* **Given data**
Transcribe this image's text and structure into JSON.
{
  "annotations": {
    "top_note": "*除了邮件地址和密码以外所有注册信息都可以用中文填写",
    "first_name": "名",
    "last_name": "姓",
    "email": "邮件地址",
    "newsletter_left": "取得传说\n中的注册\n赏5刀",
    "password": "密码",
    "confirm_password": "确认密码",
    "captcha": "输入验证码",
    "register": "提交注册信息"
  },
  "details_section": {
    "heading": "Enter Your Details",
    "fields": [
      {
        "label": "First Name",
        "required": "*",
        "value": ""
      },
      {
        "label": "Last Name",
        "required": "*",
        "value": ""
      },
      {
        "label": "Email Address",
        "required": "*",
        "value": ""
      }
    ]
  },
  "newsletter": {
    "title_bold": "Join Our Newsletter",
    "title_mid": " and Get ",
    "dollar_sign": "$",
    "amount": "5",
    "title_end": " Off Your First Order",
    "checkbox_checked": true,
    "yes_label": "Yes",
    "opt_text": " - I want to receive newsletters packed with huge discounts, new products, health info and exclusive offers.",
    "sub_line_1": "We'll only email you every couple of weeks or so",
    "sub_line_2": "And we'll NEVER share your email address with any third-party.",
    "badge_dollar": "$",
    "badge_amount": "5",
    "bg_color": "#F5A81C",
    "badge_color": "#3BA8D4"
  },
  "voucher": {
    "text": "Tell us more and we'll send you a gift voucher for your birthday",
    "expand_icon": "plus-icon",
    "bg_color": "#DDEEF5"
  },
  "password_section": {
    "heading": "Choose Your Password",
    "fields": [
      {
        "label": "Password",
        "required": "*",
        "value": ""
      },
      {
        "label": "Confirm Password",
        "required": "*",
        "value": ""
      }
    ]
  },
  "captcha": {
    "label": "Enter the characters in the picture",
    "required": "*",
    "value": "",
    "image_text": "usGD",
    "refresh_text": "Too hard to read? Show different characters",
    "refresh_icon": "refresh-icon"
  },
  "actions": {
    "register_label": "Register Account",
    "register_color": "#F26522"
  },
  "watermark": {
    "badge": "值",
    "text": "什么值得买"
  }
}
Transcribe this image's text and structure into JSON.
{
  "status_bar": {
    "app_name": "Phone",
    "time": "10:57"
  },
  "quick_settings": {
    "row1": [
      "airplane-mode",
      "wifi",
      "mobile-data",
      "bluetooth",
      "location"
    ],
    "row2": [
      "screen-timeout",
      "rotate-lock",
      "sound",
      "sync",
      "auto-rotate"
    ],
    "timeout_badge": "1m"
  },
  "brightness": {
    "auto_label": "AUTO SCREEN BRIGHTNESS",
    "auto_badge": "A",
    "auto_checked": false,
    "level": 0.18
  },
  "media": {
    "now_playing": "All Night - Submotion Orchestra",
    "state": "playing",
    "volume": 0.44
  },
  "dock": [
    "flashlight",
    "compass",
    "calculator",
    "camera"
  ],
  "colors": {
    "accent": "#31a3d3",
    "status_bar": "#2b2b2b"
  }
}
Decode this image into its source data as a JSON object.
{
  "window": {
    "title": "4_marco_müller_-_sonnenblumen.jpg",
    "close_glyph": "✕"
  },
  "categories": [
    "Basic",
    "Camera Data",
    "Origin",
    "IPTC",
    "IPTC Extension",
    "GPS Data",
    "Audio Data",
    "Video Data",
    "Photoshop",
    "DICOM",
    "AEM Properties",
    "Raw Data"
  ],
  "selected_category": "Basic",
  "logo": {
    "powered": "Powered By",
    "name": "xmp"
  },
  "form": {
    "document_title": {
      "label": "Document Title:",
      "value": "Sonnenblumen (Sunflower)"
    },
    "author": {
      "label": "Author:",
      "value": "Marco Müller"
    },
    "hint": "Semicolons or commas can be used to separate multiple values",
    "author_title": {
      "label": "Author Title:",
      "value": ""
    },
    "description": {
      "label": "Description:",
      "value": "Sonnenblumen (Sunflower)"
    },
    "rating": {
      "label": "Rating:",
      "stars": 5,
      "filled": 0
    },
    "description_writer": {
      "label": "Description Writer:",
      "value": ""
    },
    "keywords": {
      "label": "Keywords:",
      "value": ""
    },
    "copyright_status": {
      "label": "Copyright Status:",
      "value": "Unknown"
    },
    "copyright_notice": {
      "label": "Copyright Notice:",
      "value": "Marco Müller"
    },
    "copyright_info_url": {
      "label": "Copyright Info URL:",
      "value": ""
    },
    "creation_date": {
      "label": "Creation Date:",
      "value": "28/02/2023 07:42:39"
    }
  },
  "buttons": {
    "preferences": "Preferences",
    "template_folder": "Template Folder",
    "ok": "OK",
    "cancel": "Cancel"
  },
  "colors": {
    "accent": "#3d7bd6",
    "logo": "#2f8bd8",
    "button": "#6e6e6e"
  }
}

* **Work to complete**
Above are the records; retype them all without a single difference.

* **Task response**
Transcribe this image's text and structure into JSON.
{
  "annotations": {
    "top_note": "*除了邮件地址和密码以外所有注册信息都可以用中文填写",
    "first_name": "名",
    "last_name": "姓",
    "email": "邮件地址",
    "newsletter_left": "取得传说\n中的注册\n赏5刀",
    "password": "密码",
    "confirm_password": "确认密码",
    "captcha": "输入验证码",
    "register": "提交注册信息"
  },
  "details_section": {
    "heading": "Enter Your Details",
    "fields": [
      {
        "label": "First Name",
        "required": "*",
        "value": ""
      },
      {
        "label": "Last Name",
        "required": "*",
        "value": ""
      },
      {
        "label": "Email Address",
        "required": "*",
        "value": ""
      }
    ]
  },
  "newsletter": {
    "title_bold": "Join Our Newsletter",
    "title_mid": " and Get ",
    "dollar_sign": "$",
    "amount": "5",
    "title_end": " Off Your First Order",
    "checkbox_checked": true,
    "yes_label": "Yes",
    "opt_text": " - I want to receive newsletters packed with huge discounts, new products, health info and exclusive offers.",
    "sub_line_1": "We'll only email you every couple of weeks or so",
    "sub_line_2": "And we'll NEVER share your email address with any third-party.",
    "badge_dollar": "$",
    "badge_amount": "5",
    "bg_color": "#F5A81C",
    "badge_color": "#3BA8D4"
  },
  "voucher": {
    "text": "Tell us more and we'll send you a gift voucher for your birthday",
    "expand_icon": "plus-icon",
    "bg_color": "#DDEEF5"
  },
  "password_section": {
    "heading": "Choose Your Password",
    "fields": [
      {
        "label": "Password",
        "required": "*",
        "value": ""
      },
      {
        "label": "Confirm Password",
        "required": "*",
        "value": ""
      }
    ]
  },
  "captcha": {
    "label": "Enter the characters in the picture",
    "required": "*",
    "value": "",
    "image_text": "usGD",
    "refresh_text": "Too hard to read? Show different characters",
    "refresh_icon": "refresh-icon"
  },
  "actions": {
    "register_label": "Register Account",
    "register_color": "#F26522"
  },
  "watermark": {
    "badge": "值",
    "text": "什么值得买"
  }
}
Transcribe this image's text and structure into JSON.
{
  "status_bar": {
    "app_name": "Phone",
    "time": "10:57"
  },
  "quick_settings": {
    "row1": [
      "airplane-mode",
      "wifi",
      "mobile-data",
      "bluetooth",
      "location"
    ],
    "row2": [
      "screen-timeout",
      "rotate-lock",
      "sound",
      "sync",
      "auto-rotate"
    ],
    "timeout_badge": "1m"
  },
  "brightness": {
    "auto_label": "AUTO SCREEN BRIGHTNESS",
    "auto_badge": "A",
    "auto_checked": false,
    "level": 0.18
  },
  "media": {
    "now_playing": "All Night - Submotion Orchestra",
    "state": "playing",
    "volume": 0.44
  },
  "dock": [
    "flashlight",
    "compass",
    "calculator",
    "camera"
  ],
  "colors": {
    "accent": "#31a3d3",
    "status_bar": "#2b2b2b"
  }
}
Decode this image into its source data as a JSON object.
{
  "window": {
    "title": "4_marco_müller_-_sonnenblumen.jpg",
    "close_glyph": "✕"
  },
  "categories": [
    "Basic",
    "Camera Data",
    "Origin",
    "IPTC",
    "IPTC Extension",
    "GPS Data",
    "Audio Data",
    "Video Data",
    "Photoshop",
    "DICOM",
    "AEM Properties",
    "Raw Data"
  ],
  "selected_category": "Basic",
  "logo": {
    "powered": "Powered By",
    "name": "xmp"
  },
  "form": {
    "document_title": {
      "label": "Document Title:",
      "value": "Sonnenblumen (Sunflower)"
    },
    "author": {
      "label": "Author:",
      "value": "Marco Müller"
    },
    "hint": "Semicolons or commas can be used to separate multiple values",
    "author_title": {
      "label": "Author Title:",
      "value": ""
    },
    "description": {
      "label": "Description:",
      "value": "Sonnenblumen (Sunflower)"
    },
    "rating": {
      "label": "Rating:",
      "stars": 5,
      "filled": 0
    },
    "description_writer": {
      "label": "Description Writer:",
      "value": ""
    },
    "keywords": {
      "label": "Keywords:",
      "value": ""
    },
    "copyright_status": {
      "label": "Copyright Status:",
      "value": "Unknown"
    },
    "copyright_notice": {
      "label": "Copyright Notice:",
      "value": "Marco Müller"
    },
    "copyright_info_url": {
      "label": "Copyright Info URL:",
      "value": ""
    },
    "creation_date": {
      "label": "Creation Date:",
      "value": "28/02/2023 07:42:39"
    }
  },
  "buttons": {
    "preferences": "Preferences",
    "template_folder": "Template Folder",
    "ok": "OK",
    "cancel": "Cancel"
  },
  "colors": {
    "accent": "#3d7bd6",
    "logo": "#2f8bd8",
    "button": "#6e6e6e"
  }
}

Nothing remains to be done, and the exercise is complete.